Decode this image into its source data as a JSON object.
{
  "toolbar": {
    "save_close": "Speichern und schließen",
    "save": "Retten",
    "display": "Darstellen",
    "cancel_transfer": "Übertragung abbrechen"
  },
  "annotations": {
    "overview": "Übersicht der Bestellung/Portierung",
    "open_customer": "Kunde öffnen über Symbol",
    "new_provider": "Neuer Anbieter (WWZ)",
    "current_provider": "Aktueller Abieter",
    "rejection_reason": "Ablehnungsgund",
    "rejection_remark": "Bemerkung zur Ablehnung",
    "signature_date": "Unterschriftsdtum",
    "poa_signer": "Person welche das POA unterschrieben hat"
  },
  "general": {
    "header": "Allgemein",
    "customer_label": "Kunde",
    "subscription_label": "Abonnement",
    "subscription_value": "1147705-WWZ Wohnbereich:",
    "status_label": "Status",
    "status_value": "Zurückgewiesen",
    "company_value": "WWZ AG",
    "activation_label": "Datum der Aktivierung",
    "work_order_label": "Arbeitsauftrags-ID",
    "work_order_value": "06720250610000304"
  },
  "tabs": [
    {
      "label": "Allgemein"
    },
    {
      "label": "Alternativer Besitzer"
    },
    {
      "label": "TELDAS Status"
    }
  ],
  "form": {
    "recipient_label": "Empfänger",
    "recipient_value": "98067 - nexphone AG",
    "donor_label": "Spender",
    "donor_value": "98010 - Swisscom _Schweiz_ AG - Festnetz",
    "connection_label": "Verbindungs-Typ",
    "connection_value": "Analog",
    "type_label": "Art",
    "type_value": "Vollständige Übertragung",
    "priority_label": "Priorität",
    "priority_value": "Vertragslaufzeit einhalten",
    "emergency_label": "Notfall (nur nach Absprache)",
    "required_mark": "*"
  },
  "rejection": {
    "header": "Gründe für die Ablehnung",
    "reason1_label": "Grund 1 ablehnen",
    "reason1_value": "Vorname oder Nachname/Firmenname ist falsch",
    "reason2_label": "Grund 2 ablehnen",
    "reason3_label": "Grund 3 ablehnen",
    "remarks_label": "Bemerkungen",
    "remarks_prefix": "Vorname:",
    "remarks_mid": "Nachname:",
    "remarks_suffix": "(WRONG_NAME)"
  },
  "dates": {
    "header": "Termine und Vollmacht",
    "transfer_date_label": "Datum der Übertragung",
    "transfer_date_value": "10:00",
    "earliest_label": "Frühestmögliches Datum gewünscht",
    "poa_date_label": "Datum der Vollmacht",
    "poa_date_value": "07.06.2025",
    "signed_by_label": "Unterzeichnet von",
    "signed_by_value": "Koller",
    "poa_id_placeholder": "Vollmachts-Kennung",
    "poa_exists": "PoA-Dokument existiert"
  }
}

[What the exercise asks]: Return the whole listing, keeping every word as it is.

[Solution for this task]:
Decode this image into its source data as a JSON object.
{
  "toolbar": {
    "save_close": "Speichern und schließen",
    "save": "Retten",
    "display": "Darstellen",
    "cancel_transfer": "Übertragung abbrechen"
  },
  "annotations": {
    "overview": "Übersicht der Bestellung/Portierung",
    "open_customer": "Kunde öffnen über Symbol",
    "new_provider": "Neuer Anbieter (WWZ)",
    "current_provider": "Aktueller Abieter",
    "rejection_reason": "Ablehnungsgund",
    "rejection_remark": "Bemerkung zur Ablehnung",
    "signature_date": "Unterschriftsdtum",
    "poa_signer": "Person welche das POA unterschrieben hat"
  },
  "general": {
    "header": "Allgemein",
    "customer_label": "Kunde",
    "subscription_label": "Abonnement",
    "subscription_value": "1147705-WWZ Wohnbereich:",
    "status_label": "Status",
    "status_value": "Zurückgewiesen",
    "company_value": "WWZ AG",
    "activation_label": "Datum der Aktivierung",
    "work_order_label": "Arbeitsauftrags-ID",
    "work_order_value": "06720250610000304"
  },
  "tabs": [
    {
      "label": "Allgemein"
    },
    {
      "label": "Alternativer Besitzer"
    },
    {
      "label": "TELDAS Status"
    }
  ],
  "form": {
    "recipient_label": "Empfänger",
    "recipient_value": "98067 - nexphone AG",
    "donor_label": "Spender",
    "donor_value": "98010 - Swisscom _Schweiz_ AG - Festnetz",
    "connection_label": "Verbindungs-Typ",
    "connection_value": "Analog",
    "type_label": "Art",
    "type_value": "Vollständige Übertragung",
    "priority_label": "Priorität",
    "priority_value": "Vertragslaufzeit einhalten",
    "emergency_label": "Notfall (nur nach Absprache)",
    "required_mark": "*"
  },
  "rejection": {
    "header": "Gründe für die Ablehnung",
    "reason1_label": "Grund 1 ablehnen",
    "reason1_value": "Vorname oder Nachname/Firmenname ist falsch",
    "reason2_label": "Grund 2 ablehnen",
    "reason3_label": "Grund 3 ablehnen",
    "remarks_label": "Bemerkungen",
    "remarks_prefix": "Vorname:",
    "remarks_mid": "Nachname:",
    "remarks_suffix": "(WRONG_NAME)"
  },
  "dates": {
    "header": "Termine und Vollmacht",
    "transfer_date_label": "Datum der Übertragung",
    "transfer_date_value": "10:00",
    "earliest_label": "Frühestmögliches Datum gewünscht",
    "poa_date_label": "Datum der Vollmacht",
    "poa_date_value": "07.06.2025",
    "signed_by_label": "Unterzeichnet von",
    "signed_by_value": "Koller",
    "poa_id_placeholder": "Vollmachts-Kennung",
    "poa_exists": "PoA-Dokument existiert"
  }
}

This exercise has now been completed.